### TASK TO COMPLETE:
Every line of the records below that has the word "buttons" should be copied.

### SOURCE DATA:
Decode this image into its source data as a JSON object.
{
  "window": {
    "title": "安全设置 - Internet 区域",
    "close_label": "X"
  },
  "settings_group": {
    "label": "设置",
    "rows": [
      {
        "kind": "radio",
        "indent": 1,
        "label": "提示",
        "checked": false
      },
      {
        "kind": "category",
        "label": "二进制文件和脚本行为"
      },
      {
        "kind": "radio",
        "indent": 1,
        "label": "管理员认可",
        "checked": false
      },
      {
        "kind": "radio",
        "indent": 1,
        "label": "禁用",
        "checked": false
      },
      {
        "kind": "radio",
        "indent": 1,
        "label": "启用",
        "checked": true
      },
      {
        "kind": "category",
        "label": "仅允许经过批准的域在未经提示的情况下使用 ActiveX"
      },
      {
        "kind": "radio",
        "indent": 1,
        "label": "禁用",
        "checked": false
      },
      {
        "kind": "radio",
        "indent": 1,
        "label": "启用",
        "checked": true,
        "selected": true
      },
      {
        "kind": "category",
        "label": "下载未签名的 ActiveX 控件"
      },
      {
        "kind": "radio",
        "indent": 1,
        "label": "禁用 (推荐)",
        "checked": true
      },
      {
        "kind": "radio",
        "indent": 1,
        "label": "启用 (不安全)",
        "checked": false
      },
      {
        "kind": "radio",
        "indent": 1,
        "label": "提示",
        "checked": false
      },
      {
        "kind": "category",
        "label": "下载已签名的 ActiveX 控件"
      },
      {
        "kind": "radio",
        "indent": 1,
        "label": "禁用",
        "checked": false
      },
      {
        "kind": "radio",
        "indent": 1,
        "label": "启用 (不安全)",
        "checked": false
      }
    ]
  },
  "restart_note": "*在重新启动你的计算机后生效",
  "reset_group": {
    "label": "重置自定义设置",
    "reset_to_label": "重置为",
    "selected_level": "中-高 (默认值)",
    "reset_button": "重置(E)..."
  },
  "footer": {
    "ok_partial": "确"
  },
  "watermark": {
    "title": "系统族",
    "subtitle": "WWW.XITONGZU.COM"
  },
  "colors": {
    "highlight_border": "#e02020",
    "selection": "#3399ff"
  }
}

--

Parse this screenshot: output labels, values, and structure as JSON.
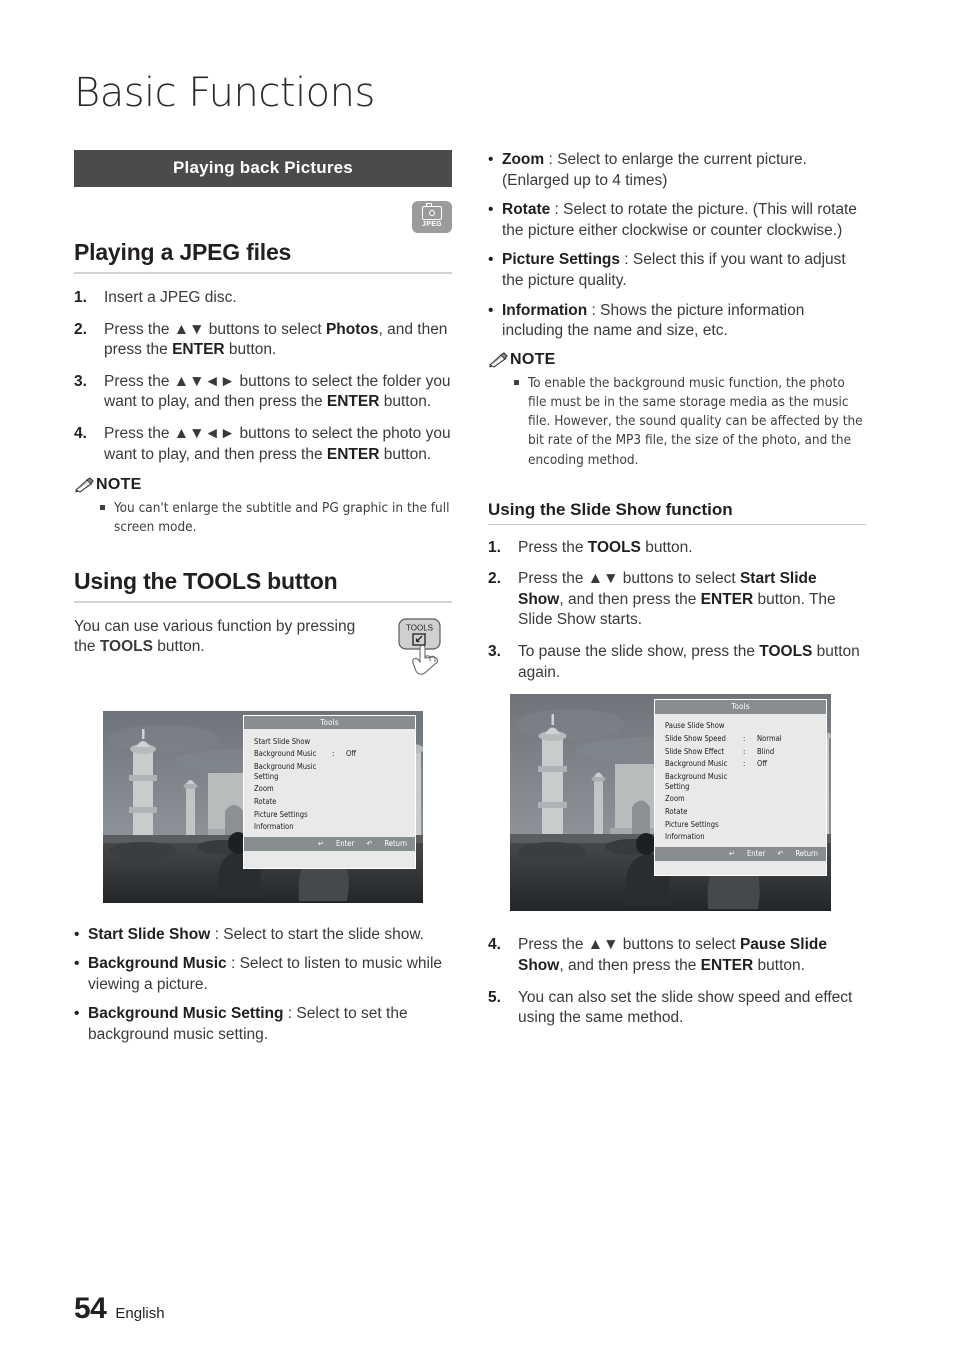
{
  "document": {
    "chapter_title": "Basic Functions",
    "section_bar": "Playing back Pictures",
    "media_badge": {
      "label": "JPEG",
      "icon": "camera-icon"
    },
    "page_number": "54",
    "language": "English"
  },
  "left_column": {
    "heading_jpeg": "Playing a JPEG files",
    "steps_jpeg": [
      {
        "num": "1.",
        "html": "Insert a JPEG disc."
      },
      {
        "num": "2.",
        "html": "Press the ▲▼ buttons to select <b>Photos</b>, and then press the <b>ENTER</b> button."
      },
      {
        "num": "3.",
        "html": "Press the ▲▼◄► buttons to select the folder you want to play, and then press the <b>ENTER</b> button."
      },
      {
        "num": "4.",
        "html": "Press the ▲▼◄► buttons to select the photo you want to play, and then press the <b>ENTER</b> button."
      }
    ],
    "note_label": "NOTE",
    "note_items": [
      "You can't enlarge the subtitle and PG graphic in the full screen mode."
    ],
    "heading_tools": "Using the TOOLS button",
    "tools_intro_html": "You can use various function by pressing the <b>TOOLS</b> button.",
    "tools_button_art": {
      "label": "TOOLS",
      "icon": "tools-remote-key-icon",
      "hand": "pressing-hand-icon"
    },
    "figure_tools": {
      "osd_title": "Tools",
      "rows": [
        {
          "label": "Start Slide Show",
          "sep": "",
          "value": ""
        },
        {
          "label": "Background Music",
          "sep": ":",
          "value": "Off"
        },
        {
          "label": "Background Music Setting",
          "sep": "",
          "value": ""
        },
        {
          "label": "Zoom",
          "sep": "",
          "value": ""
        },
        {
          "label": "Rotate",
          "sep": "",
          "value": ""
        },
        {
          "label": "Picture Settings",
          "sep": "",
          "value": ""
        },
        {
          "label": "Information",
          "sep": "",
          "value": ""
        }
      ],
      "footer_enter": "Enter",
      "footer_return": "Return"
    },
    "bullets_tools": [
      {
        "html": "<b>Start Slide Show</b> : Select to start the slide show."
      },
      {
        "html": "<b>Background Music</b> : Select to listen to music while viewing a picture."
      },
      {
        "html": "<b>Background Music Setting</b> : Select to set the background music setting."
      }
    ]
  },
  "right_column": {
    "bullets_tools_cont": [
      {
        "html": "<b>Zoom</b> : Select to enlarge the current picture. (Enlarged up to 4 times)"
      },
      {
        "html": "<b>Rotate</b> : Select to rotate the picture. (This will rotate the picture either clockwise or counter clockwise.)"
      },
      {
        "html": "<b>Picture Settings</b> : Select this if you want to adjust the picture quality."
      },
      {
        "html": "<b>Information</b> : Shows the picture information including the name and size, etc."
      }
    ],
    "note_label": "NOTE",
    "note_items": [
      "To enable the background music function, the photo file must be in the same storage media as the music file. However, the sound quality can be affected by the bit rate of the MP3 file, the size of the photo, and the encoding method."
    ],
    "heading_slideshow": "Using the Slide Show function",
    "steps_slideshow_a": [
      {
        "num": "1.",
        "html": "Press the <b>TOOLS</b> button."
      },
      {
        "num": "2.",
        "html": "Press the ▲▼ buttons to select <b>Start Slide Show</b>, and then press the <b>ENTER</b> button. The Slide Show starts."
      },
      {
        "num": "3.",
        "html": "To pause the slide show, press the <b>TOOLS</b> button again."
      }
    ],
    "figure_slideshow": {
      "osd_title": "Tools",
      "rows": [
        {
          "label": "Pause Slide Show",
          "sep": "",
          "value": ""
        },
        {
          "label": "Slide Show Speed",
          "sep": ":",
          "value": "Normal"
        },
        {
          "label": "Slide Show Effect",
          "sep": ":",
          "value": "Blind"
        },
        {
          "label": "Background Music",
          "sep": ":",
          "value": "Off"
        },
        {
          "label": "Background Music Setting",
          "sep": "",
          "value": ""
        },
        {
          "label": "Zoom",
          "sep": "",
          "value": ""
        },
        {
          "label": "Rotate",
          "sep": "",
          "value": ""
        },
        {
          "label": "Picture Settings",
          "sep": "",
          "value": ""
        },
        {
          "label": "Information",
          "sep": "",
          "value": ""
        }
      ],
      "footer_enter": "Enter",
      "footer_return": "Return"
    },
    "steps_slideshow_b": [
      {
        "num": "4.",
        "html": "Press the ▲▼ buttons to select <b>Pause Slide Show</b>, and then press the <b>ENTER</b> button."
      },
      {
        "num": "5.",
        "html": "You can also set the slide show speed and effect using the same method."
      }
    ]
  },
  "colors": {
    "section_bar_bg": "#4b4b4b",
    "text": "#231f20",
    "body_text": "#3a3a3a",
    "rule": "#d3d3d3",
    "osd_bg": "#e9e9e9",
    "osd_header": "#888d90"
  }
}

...

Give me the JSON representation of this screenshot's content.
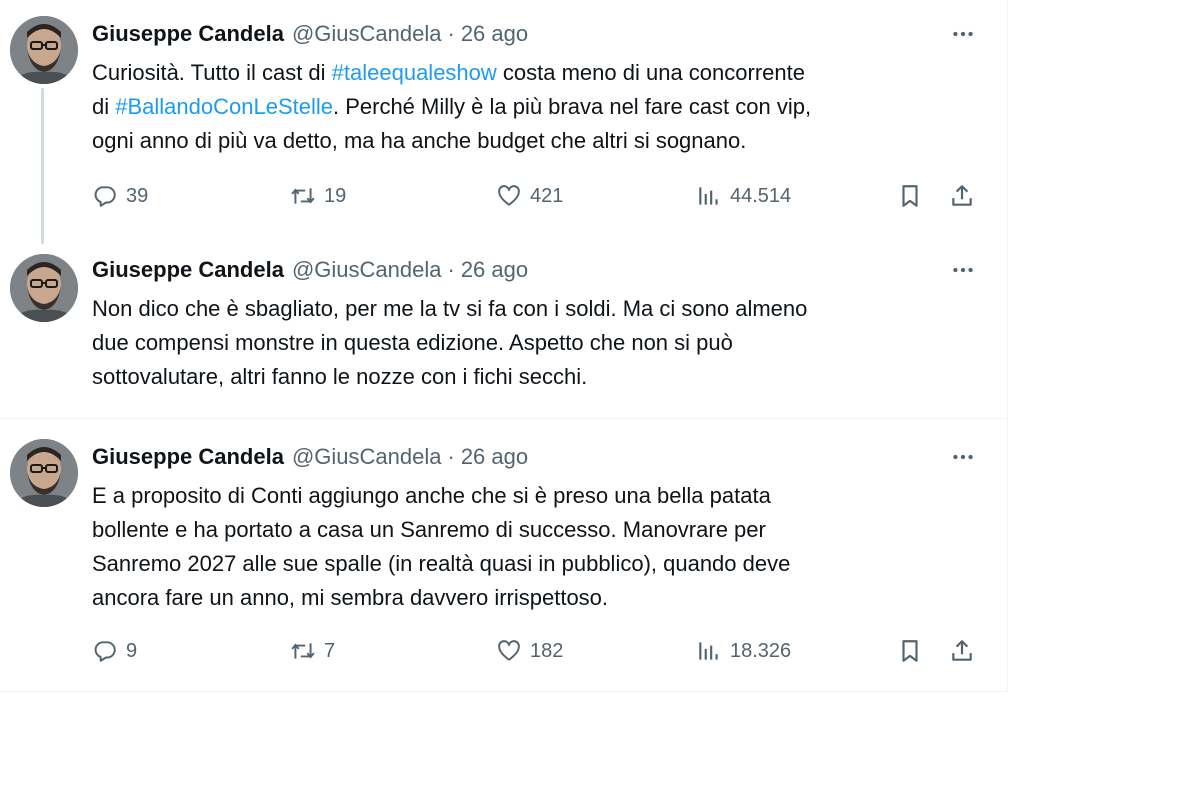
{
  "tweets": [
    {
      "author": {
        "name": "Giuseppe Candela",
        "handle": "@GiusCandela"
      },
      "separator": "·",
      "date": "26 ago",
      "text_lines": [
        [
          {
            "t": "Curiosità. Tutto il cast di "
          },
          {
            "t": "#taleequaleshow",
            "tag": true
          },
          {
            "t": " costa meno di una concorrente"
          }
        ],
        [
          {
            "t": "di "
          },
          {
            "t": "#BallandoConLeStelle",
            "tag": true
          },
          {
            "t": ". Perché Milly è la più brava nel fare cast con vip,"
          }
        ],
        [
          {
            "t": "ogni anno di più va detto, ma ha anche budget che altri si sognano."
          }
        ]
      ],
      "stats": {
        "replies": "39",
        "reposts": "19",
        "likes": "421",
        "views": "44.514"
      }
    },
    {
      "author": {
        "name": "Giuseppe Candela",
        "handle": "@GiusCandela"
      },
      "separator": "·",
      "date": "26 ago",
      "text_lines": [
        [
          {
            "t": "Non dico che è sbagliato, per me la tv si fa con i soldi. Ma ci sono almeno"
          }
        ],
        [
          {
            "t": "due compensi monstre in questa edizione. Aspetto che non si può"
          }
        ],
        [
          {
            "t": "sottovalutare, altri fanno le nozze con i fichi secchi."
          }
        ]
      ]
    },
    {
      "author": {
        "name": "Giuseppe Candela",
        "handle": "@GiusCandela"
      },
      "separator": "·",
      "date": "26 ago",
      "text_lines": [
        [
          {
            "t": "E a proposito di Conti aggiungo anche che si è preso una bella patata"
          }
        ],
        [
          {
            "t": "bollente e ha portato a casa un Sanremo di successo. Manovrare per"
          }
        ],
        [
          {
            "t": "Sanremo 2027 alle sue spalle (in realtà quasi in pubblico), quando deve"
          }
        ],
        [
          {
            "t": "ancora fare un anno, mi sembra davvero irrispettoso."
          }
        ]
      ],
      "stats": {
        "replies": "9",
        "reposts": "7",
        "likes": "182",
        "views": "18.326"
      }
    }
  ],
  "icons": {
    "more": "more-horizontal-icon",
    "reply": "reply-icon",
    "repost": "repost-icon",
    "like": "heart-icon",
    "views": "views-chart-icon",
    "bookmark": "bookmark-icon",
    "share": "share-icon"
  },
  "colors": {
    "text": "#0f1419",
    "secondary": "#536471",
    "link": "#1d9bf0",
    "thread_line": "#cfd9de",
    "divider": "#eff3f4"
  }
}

### RESULT OF THIS TASK:
        "html": "Press the ▲▼ buttons to select <b>Photos</b>, and then press the <b>ENTER</b> button."
        "html": "Press the ▲▼◄► buttons to select the folder you want to play, and then press the <b>ENTER</b> button."
        "html": "Press the ▲▼◄► buttons to select the photo you want to play, and then press the <b>ENTER</b> button."
        "html": "Press the ▲▼ buttons to select <b>Start Slide Show</b>, and then press the <b>ENTER</b> button. The Slide Show starts."
        "html": "Press the ▲▼ buttons to select <b>Pause Slide Show</b>, and then press the <b>ENTER</b> button."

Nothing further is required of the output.